The concept of language immersion instruction as a revitalization of a nearly exterminated language presents educators with the complex challenge of creating tiered multi-sensory experiences supported by visual aids and manipulatives in Ojibwe language where none exists, and lack the resource of university-trained individuals fluent in the language to serve as teachers, staff and curriculum developers.
Linguists define a language which has no native speakers (people who grew up speaking the language as a child) as “dead” or “extinct.” A language that has no native speakers in the youngest generation is called “moribund.” A language that has very few native speakers is called “endangered” or “imperiled.” A review of research literature on language loss and language revitalization quantifies the status of Ojibwe language at Lac Courte Oreilles. According to Dr. Joshua A. Fishman’s Graded Intergenerational Disruption Scale for Threatened Languages, Ojibwe language at Lac Courte Oreilles falls between Stages 7 and 8. An endangered language can be revitalized through extensive well-defined efforts.
The Ojibwe language at Lac Courte Oreilles is in a revitalization stage. Less than a handful of first language elders are left. But there is a window of opportunity with the Waadookodaading Language Immersion School that provides language instruction to young children ages 5-11, a prime stage level of learning languages.
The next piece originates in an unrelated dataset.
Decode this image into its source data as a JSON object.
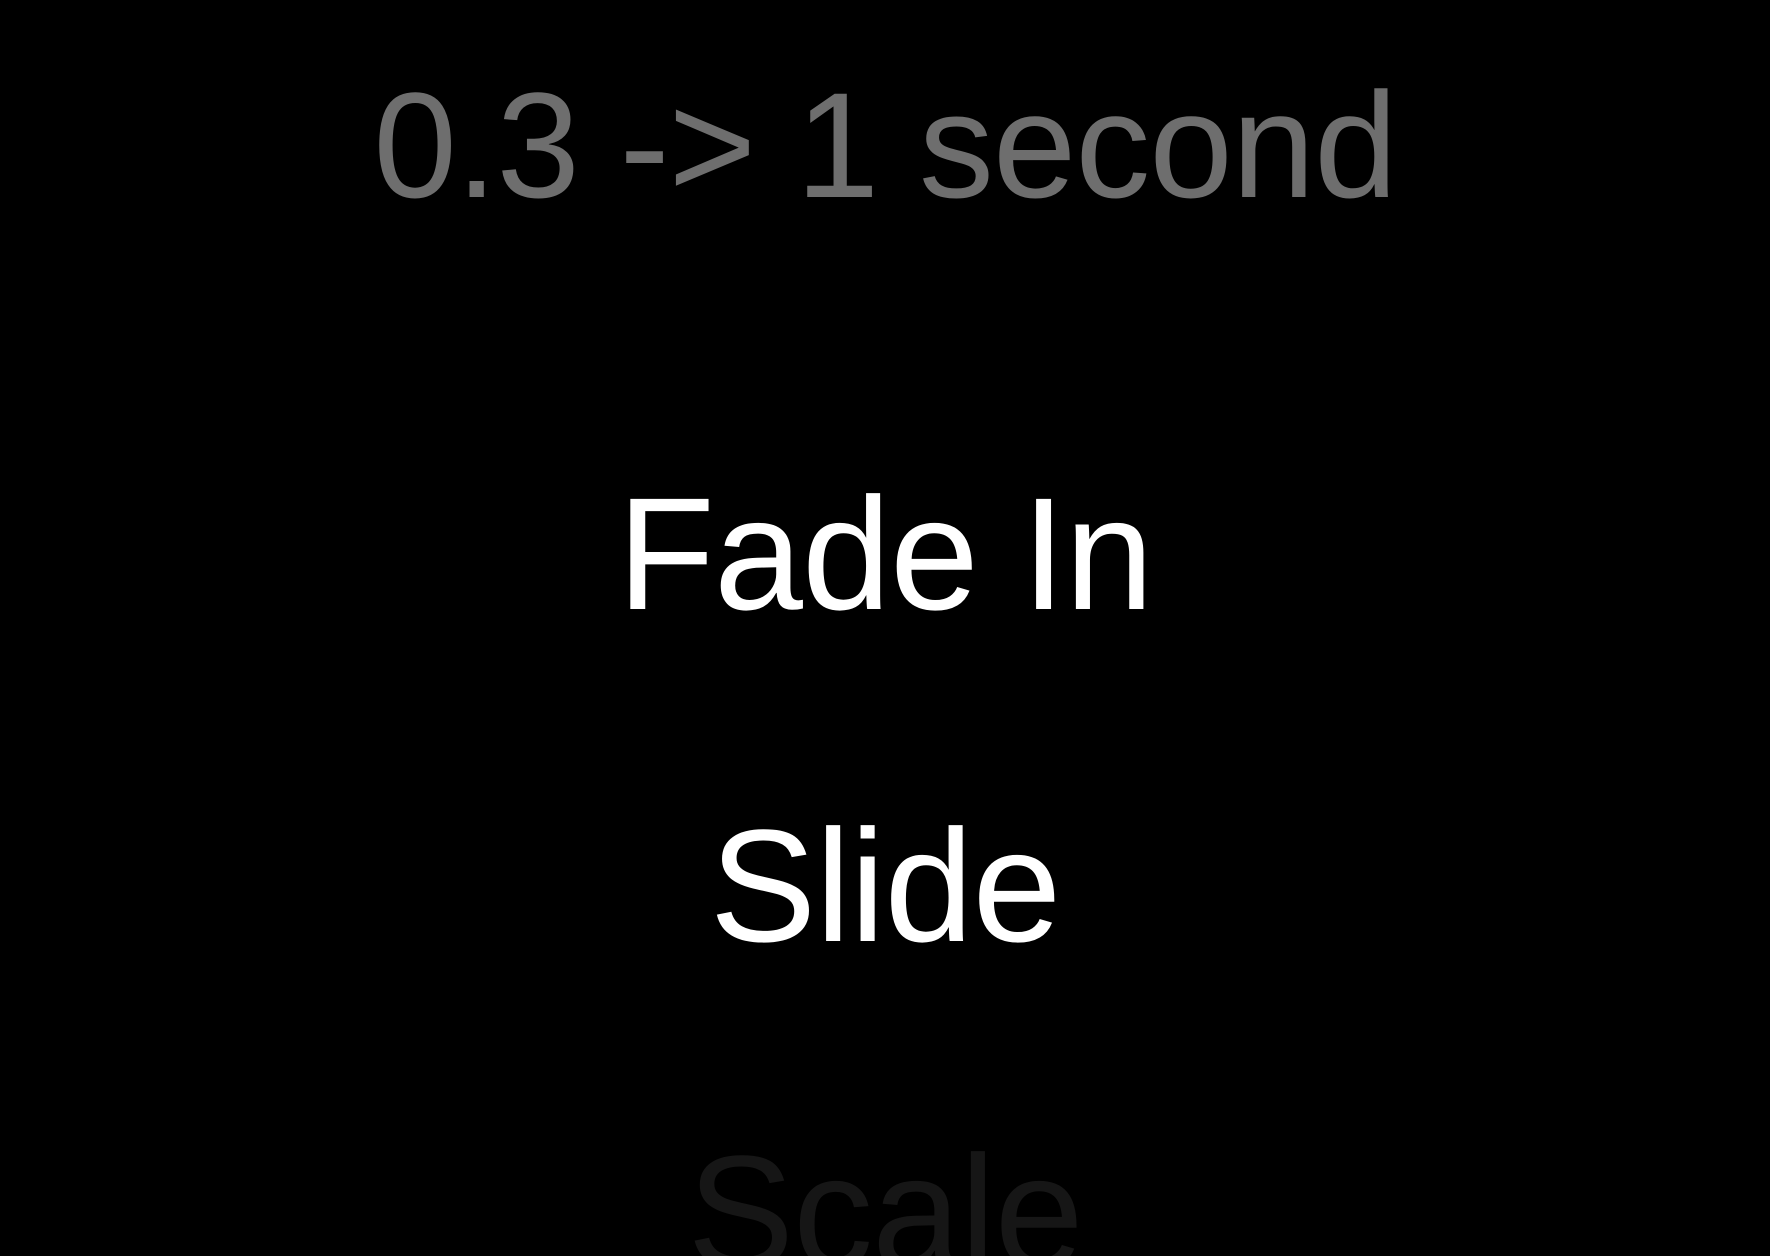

However, the challenges are many and include funding, development of curriculum, employment/retention of certified Native teachers with the requisite language abilities, and lack of classroom space.